▸ **What you are asked to do**:
In full and word for word, print the data below.

▸ **Records provided**:
┌──
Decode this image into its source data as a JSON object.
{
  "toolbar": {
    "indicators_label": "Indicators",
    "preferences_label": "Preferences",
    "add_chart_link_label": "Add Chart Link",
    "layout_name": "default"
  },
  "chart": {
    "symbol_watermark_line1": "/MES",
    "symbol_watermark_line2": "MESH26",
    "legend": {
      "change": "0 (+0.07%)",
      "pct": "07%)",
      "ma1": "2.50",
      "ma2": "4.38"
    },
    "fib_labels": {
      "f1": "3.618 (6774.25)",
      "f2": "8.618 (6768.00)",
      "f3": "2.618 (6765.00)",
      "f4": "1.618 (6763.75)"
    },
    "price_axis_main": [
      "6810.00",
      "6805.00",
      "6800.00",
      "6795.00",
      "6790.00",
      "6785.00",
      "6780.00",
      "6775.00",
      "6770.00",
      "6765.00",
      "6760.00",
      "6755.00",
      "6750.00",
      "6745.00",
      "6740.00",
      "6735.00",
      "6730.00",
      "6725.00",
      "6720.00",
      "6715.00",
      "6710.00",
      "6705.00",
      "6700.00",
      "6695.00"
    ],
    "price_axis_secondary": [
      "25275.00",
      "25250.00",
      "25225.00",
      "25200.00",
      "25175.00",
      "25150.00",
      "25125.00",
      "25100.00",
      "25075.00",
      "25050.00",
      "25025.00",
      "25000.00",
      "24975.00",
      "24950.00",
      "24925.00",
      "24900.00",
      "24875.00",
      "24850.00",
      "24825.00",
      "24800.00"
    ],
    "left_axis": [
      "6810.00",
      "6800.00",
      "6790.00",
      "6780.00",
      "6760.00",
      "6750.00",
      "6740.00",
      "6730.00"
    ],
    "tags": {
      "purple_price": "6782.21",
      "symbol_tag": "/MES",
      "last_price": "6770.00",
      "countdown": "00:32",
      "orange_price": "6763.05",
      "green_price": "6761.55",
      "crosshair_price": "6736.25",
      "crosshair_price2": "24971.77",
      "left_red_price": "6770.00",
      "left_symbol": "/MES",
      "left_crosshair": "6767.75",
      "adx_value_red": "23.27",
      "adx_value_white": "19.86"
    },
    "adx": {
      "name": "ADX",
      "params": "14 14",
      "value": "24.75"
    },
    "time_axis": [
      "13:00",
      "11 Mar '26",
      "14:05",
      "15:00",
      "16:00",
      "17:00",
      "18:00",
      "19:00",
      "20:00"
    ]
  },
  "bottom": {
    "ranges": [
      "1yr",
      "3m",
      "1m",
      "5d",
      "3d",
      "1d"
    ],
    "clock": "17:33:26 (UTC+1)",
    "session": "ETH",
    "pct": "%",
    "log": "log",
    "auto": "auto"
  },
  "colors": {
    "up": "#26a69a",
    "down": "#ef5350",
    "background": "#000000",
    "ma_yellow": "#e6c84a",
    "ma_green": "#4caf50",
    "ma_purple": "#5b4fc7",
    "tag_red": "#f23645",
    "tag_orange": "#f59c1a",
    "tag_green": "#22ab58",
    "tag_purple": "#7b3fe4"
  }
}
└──
▸ **Exercise answer**:
Decode this image into its source data as a JSON object.
{
  "toolbar": {
    "indicators_label": "Indicators",
    "preferences_label": "Preferences",
    "add_chart_link_label": "Add Chart Link",
    "layout_name": "default"
  },
  "chart": {
    "symbol_watermark_line1": "/MES",
    "symbol_watermark_line2": "MESH26",
    "legend": {
      "change": "0 (+0.07%)",
      "pct": "07%)",
      "ma1": "2.50",
      "ma2": "4.38"
    },
    "fib_labels": {
      "f1": "3.618 (6774.25)",
      "f2": "8.618 (6768.00)",
      "f3": "2.618 (6765.00)",
      "f4": "1.618 (6763.75)"
    },
    "price_axis_main": [
      "6810.00",
      "6805.00",
      "6800.00",
      "6795.00",
      "6790.00",
      "6785.00",
      "6780.00",
      "6775.00",
      "6770.00",
      "6765.00",
      "6760.00",
      "6755.00",
      "6750.00",
      "6745.00",
      "6740.00",
      "6735.00",
      "6730.00",
      "6725.00",
      "6720.00",
      "6715.00",
      "6710.00",
      "6705.00",
      "6700.00",
      "6695.00"
    ],
    "price_axis_secondary": [
      "25275.00",
      "25250.00",
      "25225.00",
      "25200.00",
      "25175.00",
      "25150.00",
      "25125.00",
      "25100.00",
      "25075.00",
      "25050.00",
      "25025.00",
      "25000.00",
      "24975.00",
      "24950.00",
      "24925.00",
      "24900.00",
      "24875.00",
      "24850.00",
      "24825.00",
      "24800.00"
    ],
    "left_axis": [
      "6810.00",
      "6800.00",
      "6790.00",
      "6780.00",
      "6760.00",
      "6750.00",
      "6740.00",
      "6730.00"
    ],
    "tags": {
      "purple_price": "6782.21",
      "symbol_tag": "/MES",
      "last_price": "6770.00",
      "countdown": "00:32",
      "orange_price": "6763.05",
      "green_price": "6761.55",
      "crosshair_price": "6736.25",
      "crosshair_price2": "24971.77",
      "left_red_price": "6770.00",
      "left_symbol": "/MES",
      "left_crosshair": "6767.75",
      "adx_value_red": "23.27",
      "adx_value_white": "19.86"
    },
    "adx": {
      "name": "ADX",
      "params": "14 14",
      "value": "24.75"
    },
    "time_axis": [
      "13:00",
      "11 Mar '26",
      "14:05",
      "15:00",
      "16:00",
      "17:00",
      "18:00",
      "19:00",
      "20:00"
    ]
  },
  "bottom": {
    "ranges": [
      "1yr",
      "3m",
      "1m",
      "5d",
      "3d",
      "1d"
    ],
    "clock": "17:33:26 (UTC+1)",
    "session": "ETH",
    "pct": "%",
    "log": "log",
    "auto": "auto"
  },
  "colors": {
    "up": "#26a69a",
    "down": "#ef5350",
    "background": "#000000",
    "ma_yellow": "#e6c84a",
    "ma_green": "#4caf50",
    "ma_purple": "#5b4fc7",
    "tag_red": "#f23645",
    "tag_orange": "#f59c1a",
    "tag_green": "#22ab58",
    "tag_purple": "#7b3fe4"
  }
}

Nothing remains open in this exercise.